> _Task item_: An exact repeat is needed of the lines from the one with "Decode this image" through the last line of the data below. Please omit the pictures.

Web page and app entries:
-- -- --

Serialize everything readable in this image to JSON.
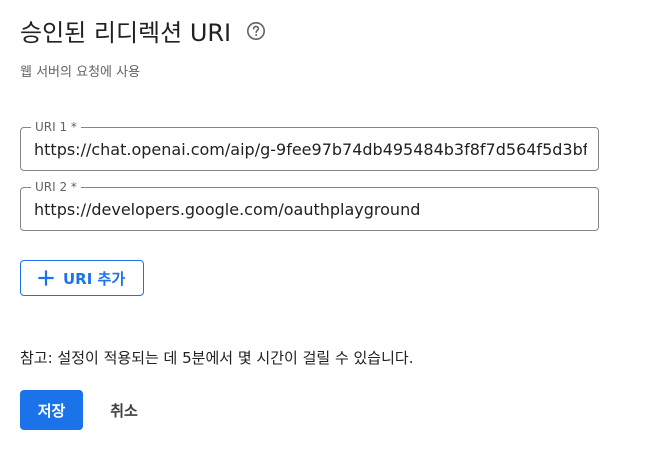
{
  "section": {
    "title": "승인된 리디렉션 URI",
    "help_icon": "help-circle-icon",
    "subtitle": "웹 서버의 요청에 사용"
  },
  "uris": [
    {
      "label": "URI 1 *",
      "value": "https://chat.openai.com/aip/g-9fee97b74db495484b3f8f7d564f5d3bf"
    },
    {
      "label": "URI 2 *",
      "value": "https://developers.google.com/oauthplayground"
    }
  ],
  "add_button": {
    "icon": "plus-icon",
    "label": "URI 추가"
  },
  "note": "참고: 설정이 적용되는 데 5분에서 몇 시간이 걸릴 수 있습니다.",
  "actions": {
    "save_label": "저장",
    "cancel_label": "취소"
  },
  "colors": {
    "primary": "#1a73e8",
    "text": "#202124",
    "secondary_text": "#5f6368",
    "border": "#80868b"
  }
}
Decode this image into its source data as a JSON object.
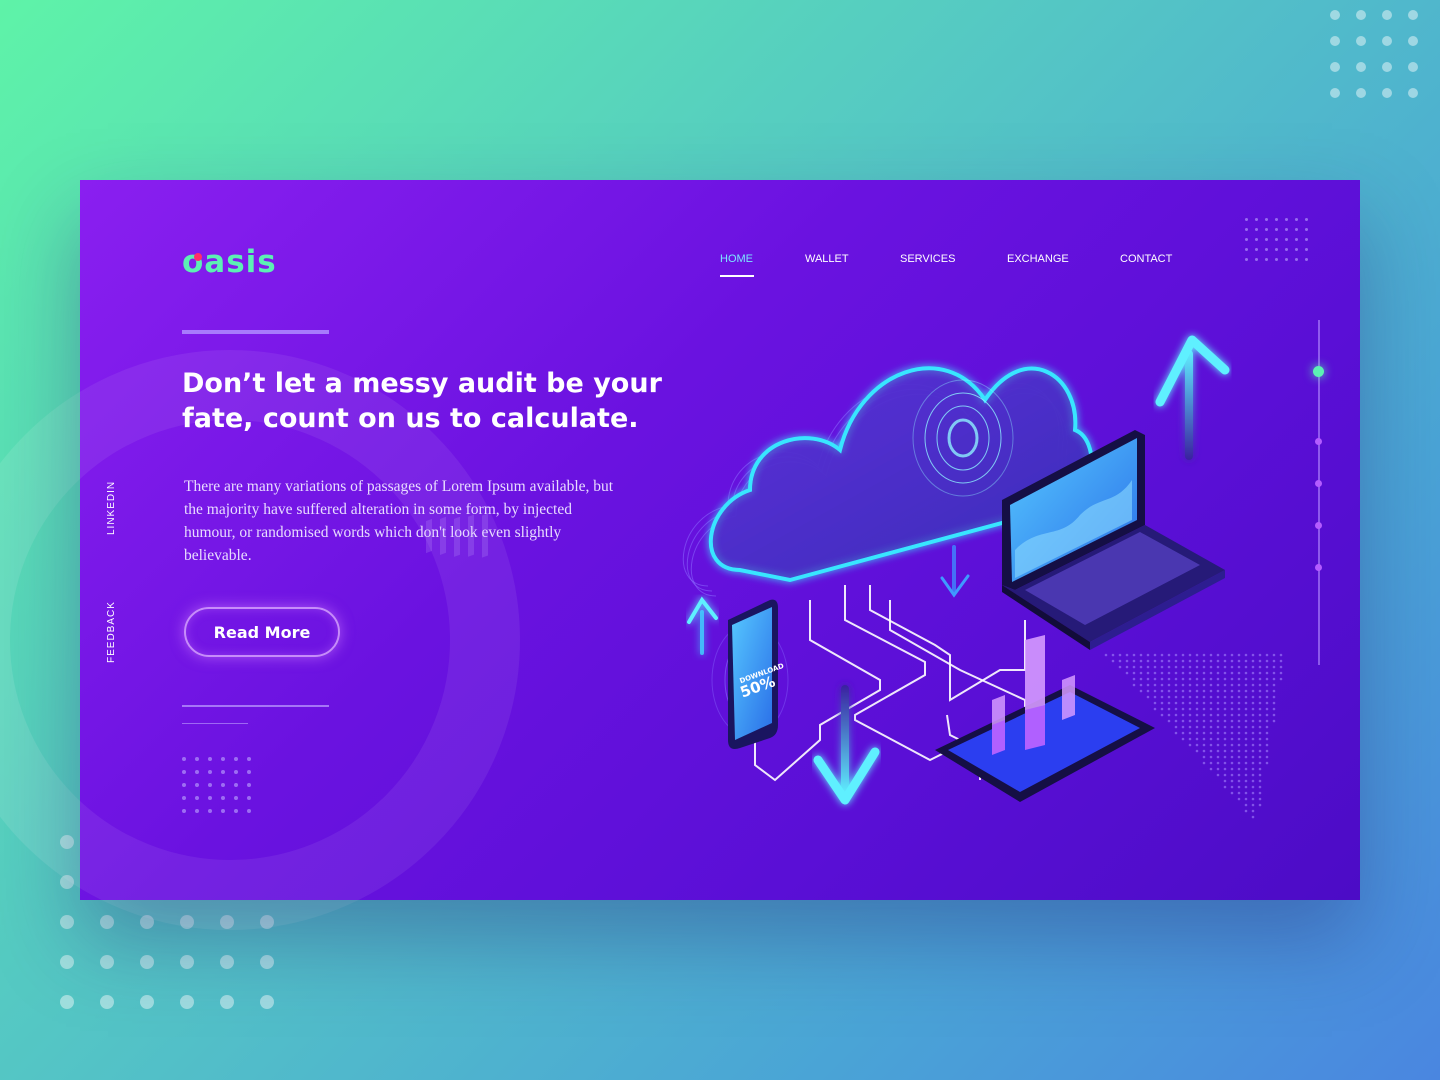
{
  "brand": {
    "logo": "oasis",
    "colors": {
      "accent": "#5cf0b4",
      "primary": "#6a12e0",
      "nav_active": "#7ce6ff"
    }
  },
  "nav": {
    "items": [
      {
        "label": "HOME",
        "active": true
      },
      {
        "label": "WALLET",
        "active": false
      },
      {
        "label": "SERVICES",
        "active": false
      },
      {
        "label": "EXCHANGE",
        "active": false
      },
      {
        "label": "CONTACT",
        "active": false
      }
    ]
  },
  "hero": {
    "headline": "Don’t let a messy audit be your fate, count on us to calculate.",
    "paragraph": "There are many variations of passages of Lorem Ipsum available, but the majority have suffered alteration in some form, by injected humour, or randomised words which don't look even slightly believable.",
    "cta_label": "Read More"
  },
  "social": {
    "linkedin": "LINKEDIN",
    "feedback": "FEEDBACK"
  },
  "illustration": {
    "phone_line1": "DOWNLOAD",
    "phone_line2": "50%"
  }
}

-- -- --

> _Task response_:
Decode this image into its source data as a JSON object.
{
  "brand": {
    "logo": "oasis",
    "colors": {
      "accent": "#5cf0b4",
      "primary": "#6a12e0",
      "nav_active": "#7ce6ff"
    }
  },
  "nav": {
    "items": [
      {
        "label": "HOME",
        "active": true
      },
      {
        "label": "WALLET",
        "active": false
      },
      {
        "label": "SERVICES",
        "active": false
      },
      {
        "label": "EXCHANGE",
        "active": false
      },
      {
        "label": "CONTACT",
        "active": false
      }
    ]
  },
  "hero": {
    "headline": "Don’t let a messy audit be your fate, count on us to calculate.",
    "paragraph": "There are many variations of passages of Lorem Ipsum available, but the majority have suffered alteration in some form, by injected humour, or randomised words which don't look even slightly believable.",
    "cta_label": "Read More"
  },
  "social": {
    "linkedin": "LINKEDIN",
    "feedback": "FEEDBACK"
  },
  "illustration": {
    "phone_line1": "DOWNLOAD",
    "phone_line2": "50%"
  }
}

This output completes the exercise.